UV light generates guanine, inspires prebiotic research

Attempts to understand the building blocks of life on earth have been stymied by the elusiveness of the RNA base guanine (G). While RNA's other three bases–adenine (A), cytosine (C) and uracil (U)–can be generated by heating a simple precursor compound in the presence of certain naturally occurring catalysts, guanine has not been observed as a product of these reactions. Now researchers at the Georgia Institute of Technology and Sapienza University have shown for the first time that adding ultraviolet (UV) light to a model prebiotic reaction does the trick.1 The result is the knowledge that the chemical and environmental requirements to produce life are probably less restrictive than once thought.
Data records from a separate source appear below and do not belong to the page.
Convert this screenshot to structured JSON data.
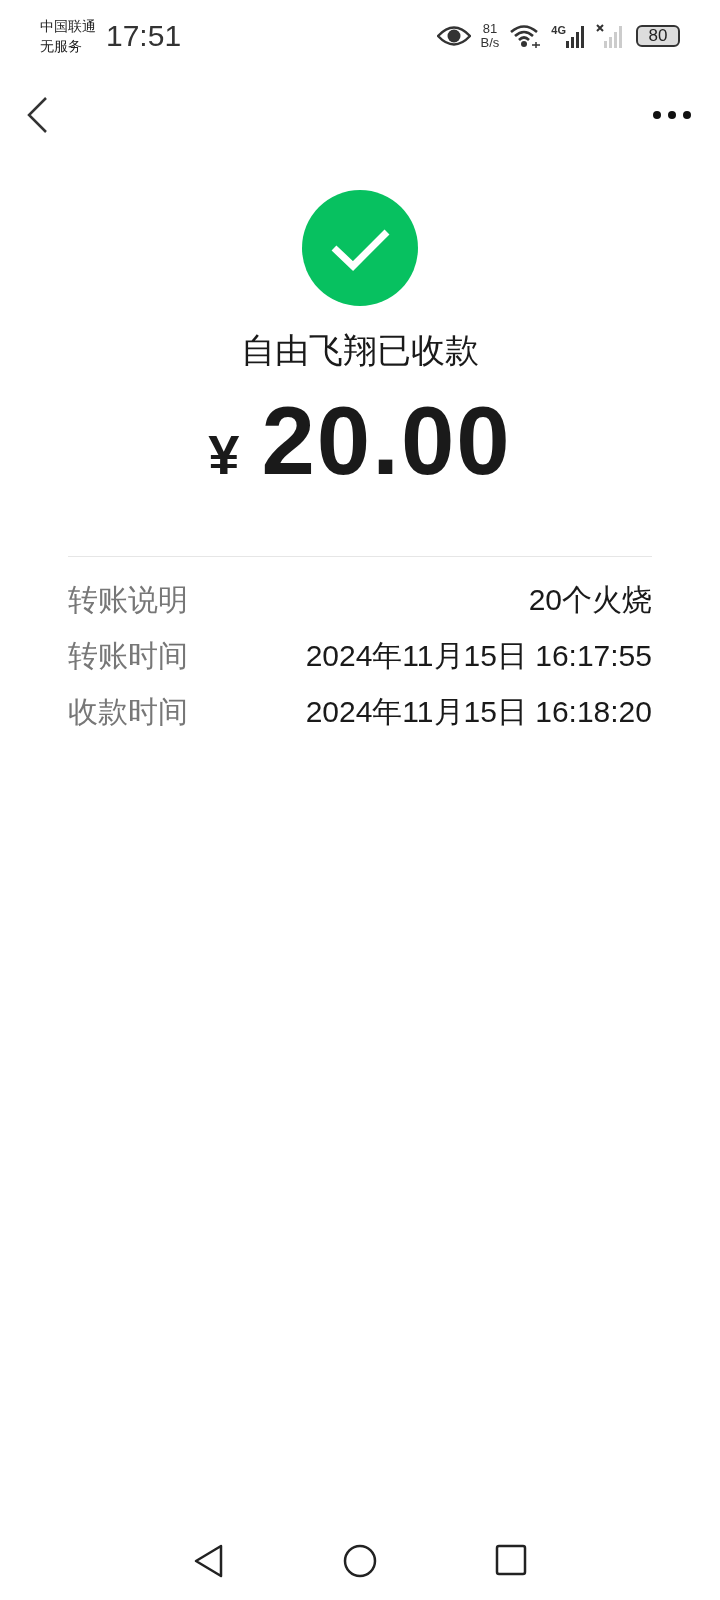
{
  "status_bar": {
    "carrier": "中国联通",
    "service": "无服务",
    "time": "17:51",
    "speed_value": "81",
    "speed_unit": "B/s",
    "network": "4G",
    "battery": "80"
  },
  "payment": {
    "title": "自由飞翔已收款",
    "currency": "¥",
    "amount": "20.00"
  },
  "details": [
    {
      "label": "转账说明",
      "value": "20个火烧"
    },
    {
      "label": "转账时间",
      "value": "2024年11月15日 16:17:55"
    },
    {
      "label": "收款时间",
      "value": "2024年11月15日 16:18:20"
    }
  ]
}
Recent efforts to understand the prebiotic formation of the building blocks of RNA have focused on the chemical formamide (H2NCOH) as a potential starting material because it contains the four required elements–carbon, hydrogen, oxygen and nitrogen–and because of its stability, reactivity and low volatility compared to water. Previous reports have shown that these nucleic acid components (except guanine) can be synthesized by heating formamide to 160°C in the presence of mineral catalysts. The new research shows that subjecting a solution of formamide to UV during heating produces trace guanine, whose yield is boosted when minerals and photons are used together. In addition, production of adenine and a related molecule, hypoxanthine, also increased substantially when UV light was added along with heat.

Image courtesy Gary Meek

"These results potentially relax some of the requirements and reactions necessary to get life started, because formamide molecules would not have had to be in contact with a particular type of rock when heated on the prebiotic Earth, if the formamide was exposed to direct sunlight during heating," said Nicholas Hud, a professor in the Georgia Tech School of Chemistry and Biochemistry.

The study further demonstrated that guanine, adenine and hypoxanthine can be produced at 30°C less than previously reported, even in the absence of minerals, as long as photons are added.

"For these experiments, we built a very simple reaction chamber with an inexpensive 254 nm photon source to simulate conditions that could have been present on early Earth," explained Thomas Orlando, also a professor in Georgia Tech's School of Chemistry and Biochemistry. "We didn't need extremely sophisticated experimental systems or expensive lasers." Sophisticated mass spectrometers were needed, though, to analyze the resulting complex chemical mixtures.

1. H. Barks et al., ChemBioChem. 11 (9): 1240-1243 (2010)

More BioOptics World Current Issue Articles
More BioOptics World Archives Issue Articles

Get All the BioOptics World News Delivered to Your Inbox

Subscribe to BioOptics World Magazine or email newsletter today at no cost and receive the latest news and information.

 Subscribe Now
Related Articles

Wearable light therapy device for hair loss receives regulatory approval in Brazil

The iGrow hair growth system, a wearable low-level light therapy device for treating hair loss, is cleared for use in Brazil.

FDA authorizes emergency use of Zika virus molecular detection assay

The xMAP MultiFLEX Zika RNA assay combines optofluidics and digital signal processing to detect Zika virus in vitro.

Merz acquires laser tattoo removal device maker ON Light Sciences

Merz North America has acquired ON Light Sciences, which develops technologies to enhance laser-based dermatology procedures.

Shortwave-infrared device could improve ear infection diagnosis

An otoscope-like device that could improve ear infection diagnosis uses shortwave-infrared light instead of visible light.


Neuro15 exhibitors meet exacting demands: Part 2

Increasingly, neuroscientists are working with researchers in disciplines such as chemistry and p...

Why be free?

A successful career contributed to keeping OpticalRayTracer—an optical design software program—fr...

LASER Munich 2015 is bio-bent

LASER World of Photonics 2015 included the European Conferences on Biomedical Optics among its si...

White Papers

Understanding Optical Filters

Optical filters can be used to attenuate or enhance an image, transmit or reflect specific wavele...

How can I find the right digital camera for my microscopy application?

Nowadays, image processing is found in a wide range of optical microscopy applications. Examples ...



Twitter- BioOptics World

Copyright © 2007-2016. PennWell Corporation, Tulsa, OK. All Rights Reserved.PRIVACY POLICY | TERMS AND CONDITIONS